Work required: Please return every record exactly, with no pictures included.

Task material:
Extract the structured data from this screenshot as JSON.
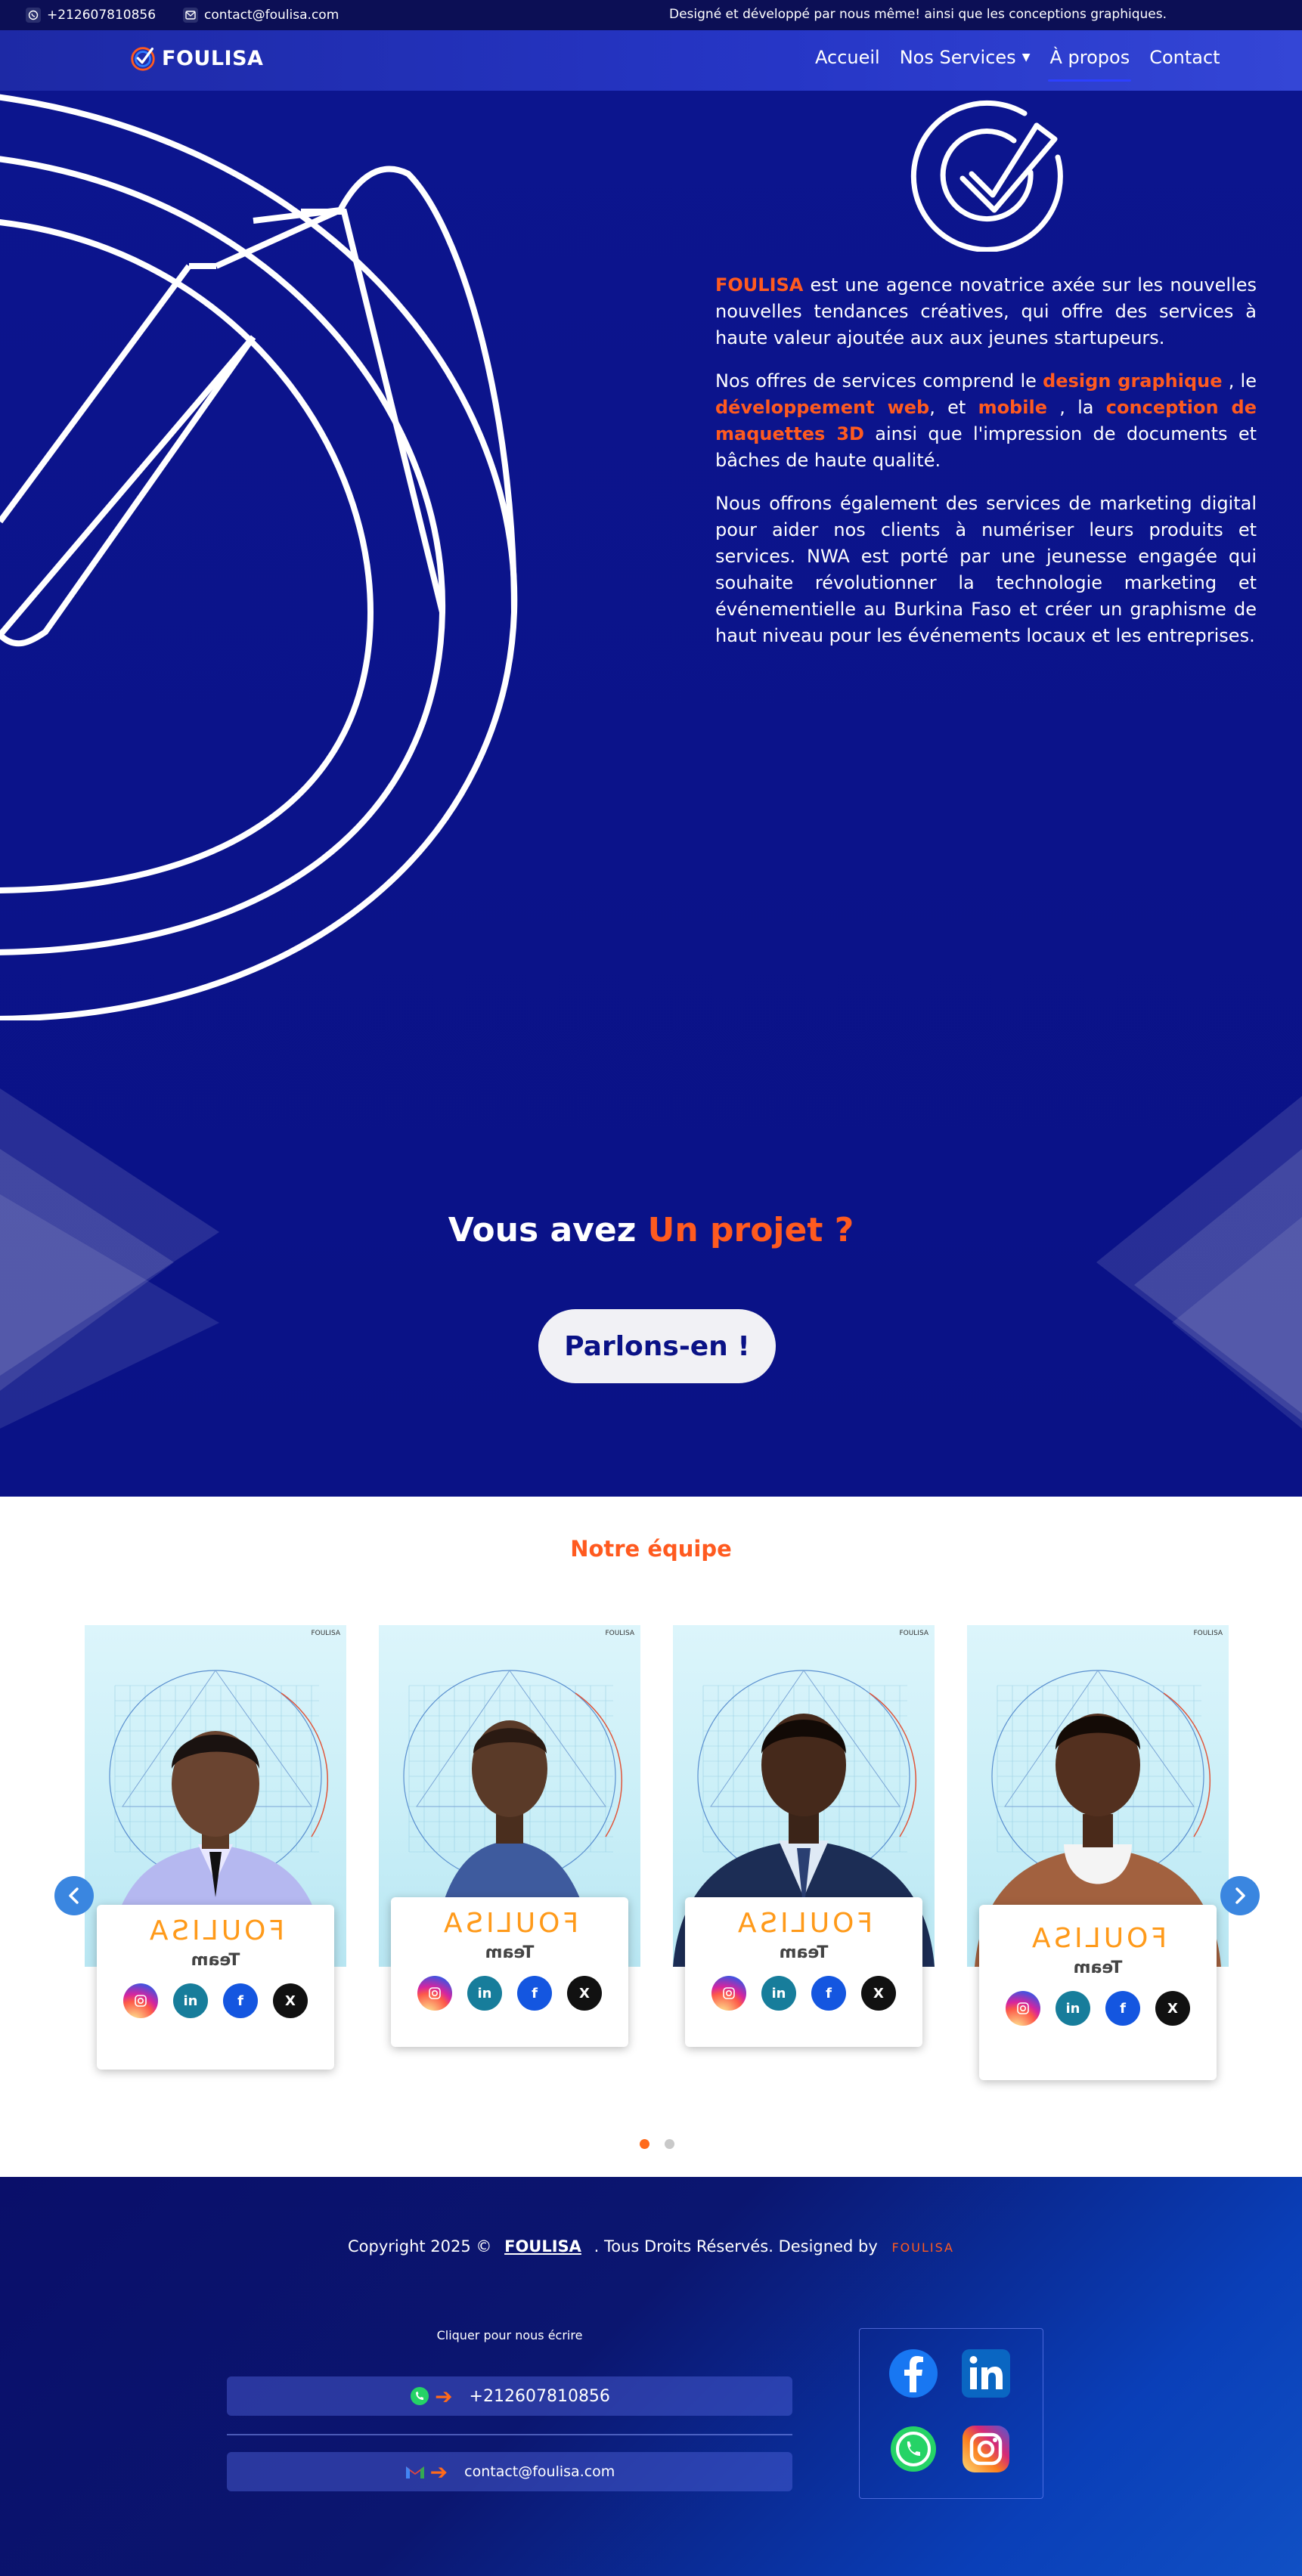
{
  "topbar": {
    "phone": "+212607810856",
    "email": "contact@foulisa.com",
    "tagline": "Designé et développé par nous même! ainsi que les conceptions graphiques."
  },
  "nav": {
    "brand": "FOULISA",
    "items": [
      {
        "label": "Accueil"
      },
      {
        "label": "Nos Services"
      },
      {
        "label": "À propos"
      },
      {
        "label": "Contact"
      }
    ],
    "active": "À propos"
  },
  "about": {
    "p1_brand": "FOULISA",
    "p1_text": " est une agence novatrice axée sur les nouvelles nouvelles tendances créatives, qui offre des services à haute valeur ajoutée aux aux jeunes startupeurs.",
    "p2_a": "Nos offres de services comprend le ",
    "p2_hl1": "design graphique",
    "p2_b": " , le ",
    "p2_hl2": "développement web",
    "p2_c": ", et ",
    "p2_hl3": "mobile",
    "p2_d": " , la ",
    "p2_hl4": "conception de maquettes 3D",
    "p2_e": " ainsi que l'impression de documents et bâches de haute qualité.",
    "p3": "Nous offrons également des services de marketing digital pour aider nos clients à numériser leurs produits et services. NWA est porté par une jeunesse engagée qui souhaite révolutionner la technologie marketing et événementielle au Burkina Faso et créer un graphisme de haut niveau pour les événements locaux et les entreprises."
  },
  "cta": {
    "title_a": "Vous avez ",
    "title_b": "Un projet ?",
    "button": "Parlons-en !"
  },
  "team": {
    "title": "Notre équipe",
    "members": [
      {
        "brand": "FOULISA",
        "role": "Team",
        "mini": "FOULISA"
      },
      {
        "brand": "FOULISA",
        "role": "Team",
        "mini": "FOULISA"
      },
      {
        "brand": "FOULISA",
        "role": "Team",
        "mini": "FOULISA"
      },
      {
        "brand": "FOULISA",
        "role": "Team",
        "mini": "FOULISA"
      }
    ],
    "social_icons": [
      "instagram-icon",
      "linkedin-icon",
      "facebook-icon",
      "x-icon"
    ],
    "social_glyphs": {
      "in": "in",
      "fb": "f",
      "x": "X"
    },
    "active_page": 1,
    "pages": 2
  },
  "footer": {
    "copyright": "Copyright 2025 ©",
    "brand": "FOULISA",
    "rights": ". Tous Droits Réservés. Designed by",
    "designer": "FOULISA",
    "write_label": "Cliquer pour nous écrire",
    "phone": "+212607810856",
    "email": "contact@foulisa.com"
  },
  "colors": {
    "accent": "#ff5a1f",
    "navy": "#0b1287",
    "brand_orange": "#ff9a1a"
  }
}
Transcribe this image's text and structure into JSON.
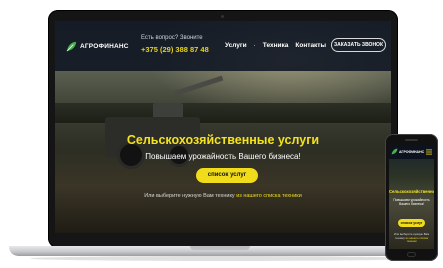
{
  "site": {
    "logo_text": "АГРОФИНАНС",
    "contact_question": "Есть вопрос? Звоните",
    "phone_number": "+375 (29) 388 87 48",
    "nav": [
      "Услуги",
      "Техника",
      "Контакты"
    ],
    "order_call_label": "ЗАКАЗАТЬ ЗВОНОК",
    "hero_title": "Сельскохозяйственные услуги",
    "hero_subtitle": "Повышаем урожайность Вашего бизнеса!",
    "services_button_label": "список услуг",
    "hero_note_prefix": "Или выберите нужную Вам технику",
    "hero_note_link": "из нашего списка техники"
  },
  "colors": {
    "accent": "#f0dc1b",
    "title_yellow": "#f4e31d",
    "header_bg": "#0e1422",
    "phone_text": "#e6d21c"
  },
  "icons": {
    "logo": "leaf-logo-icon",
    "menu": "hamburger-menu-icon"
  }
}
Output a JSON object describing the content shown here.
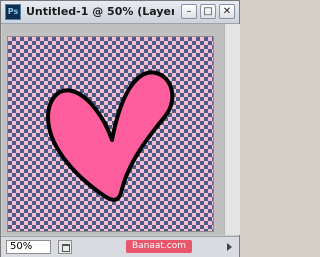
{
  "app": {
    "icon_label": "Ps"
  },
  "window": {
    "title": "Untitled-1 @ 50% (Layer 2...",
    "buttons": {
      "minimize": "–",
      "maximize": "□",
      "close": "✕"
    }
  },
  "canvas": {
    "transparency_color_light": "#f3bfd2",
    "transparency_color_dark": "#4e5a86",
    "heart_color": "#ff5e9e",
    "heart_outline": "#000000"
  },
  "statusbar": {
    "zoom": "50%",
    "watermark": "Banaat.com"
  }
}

Task result:
Extract the structured data from this screenshot as JSON.
{
  "topbar": {
    "phone": "+212607810856",
    "email": "contact@foulisa.com",
    "tagline": "Designé et développé par nous même! ainsi que les conceptions graphiques."
  },
  "nav": {
    "brand": "FOULISA",
    "items": [
      {
        "label": "Accueil"
      },
      {
        "label": "Nos Services"
      },
      {
        "label": "À propos"
      },
      {
        "label": "Contact"
      }
    ],
    "active": "À propos"
  },
  "about": {
    "p1_brand": "FOULISA",
    "p1_text": " est une agence novatrice axée sur les nouvelles nouvelles tendances créatives, qui offre des services à haute valeur ajoutée aux aux jeunes startupeurs.",
    "p2_a": "Nos offres de services comprend le ",
    "p2_hl1": "design graphique",
    "p2_b": " , le ",
    "p2_hl2": "développement web",
    "p2_c": ", et ",
    "p2_hl3": "mobile",
    "p2_d": " , la ",
    "p2_hl4": "conception de maquettes 3D",
    "p2_e": " ainsi que l'impression de documents et bâches de haute qualité.",
    "p3": "Nous offrons également des services de marketing digital pour aider nos clients à numériser leurs produits et services. NWA est porté par une jeunesse engagée qui souhaite révolutionner la technologie marketing et événementielle au Burkina Faso et créer un graphisme de haut niveau pour les événements locaux et les entreprises."
  },
  "cta": {
    "title_a": "Vous avez ",
    "title_b": "Un projet ?",
    "button": "Parlons-en !"
  },
  "team": {
    "title": "Notre équipe",
    "members": [
      {
        "brand": "FOULISA",
        "role": "Team",
        "mini": "FOULISA"
      },
      {
        "brand": "FOULISA",
        "role": "Team",
        "mini": "FOULISA"
      },
      {
        "brand": "FOULISA",
        "role": "Team",
        "mini": "FOULISA"
      },
      {
        "brand": "FOULISA",
        "role": "Team",
        "mini": "FOULISA"
      }
    ],
    "social_icons": [
      "instagram-icon",
      "linkedin-icon",
      "facebook-icon",
      "x-icon"
    ],
    "social_glyphs": {
      "in": "in",
      "fb": "f",
      "x": "X"
    },
    "active_page": 1,
    "pages": 2
  },
  "footer": {
    "copyright": "Copyright 2025 ©",
    "brand": "FOULISA",
    "rights": ". Tous Droits Réservés. Designed by",
    "designer": "FOULISA",
    "write_label": "Cliquer pour nous écrire",
    "phone": "+212607810856",
    "email": "contact@foulisa.com"
  },
  "colors": {
    "accent": "#ff5a1f",
    "navy": "#0b1287",
    "brand_orange": "#ff9a1a"
  }
}
Transcribe this image's text and structure into JSON.
{
  "site": {
    "logo_text": "АГРОФИНАНС",
    "contact_question": "Есть вопрос? Звоните",
    "phone_number": "+375 (29) 388 87 48",
    "nav": [
      "Услуги",
      "Техника",
      "Контакты"
    ],
    "order_call_label": "ЗАКАЗАТЬ ЗВОНОК",
    "hero_title": "Сельскохозяйственные услуги",
    "hero_subtitle": "Повышаем урожайность Вашего бизнеса!",
    "services_button_label": "список услуг",
    "hero_note_prefix": "Или выберите нужную Вам технику",
    "hero_note_link": "из нашего списка техники"
  },
  "colors": {
    "accent": "#f0dc1b",
    "title_yellow": "#f4e31d",
    "header_bg": "#0e1422",
    "phone_text": "#e6d21c"
  },
  "icons": {
    "logo": "leaf-logo-icon",
    "menu": "hamburger-menu-icon"
  }
}
Output a JSON object describing the content shown here.
{
  "app": {
    "icon_label": "Ps"
  },
  "window": {
    "title": "Untitled-1 @ 50% (Layer 2...",
    "buttons": {
      "minimize": "–",
      "maximize": "□",
      "close": "✕"
    }
  },
  "canvas": {
    "transparency_color_light": "#f3bfd2",
    "transparency_color_dark": "#4e5a86",
    "heart_color": "#ff5e9e",
    "heart_outline": "#000000"
  },
  "statusbar": {
    "zoom": "50%",
    "watermark": "Banaat.com"
  }
}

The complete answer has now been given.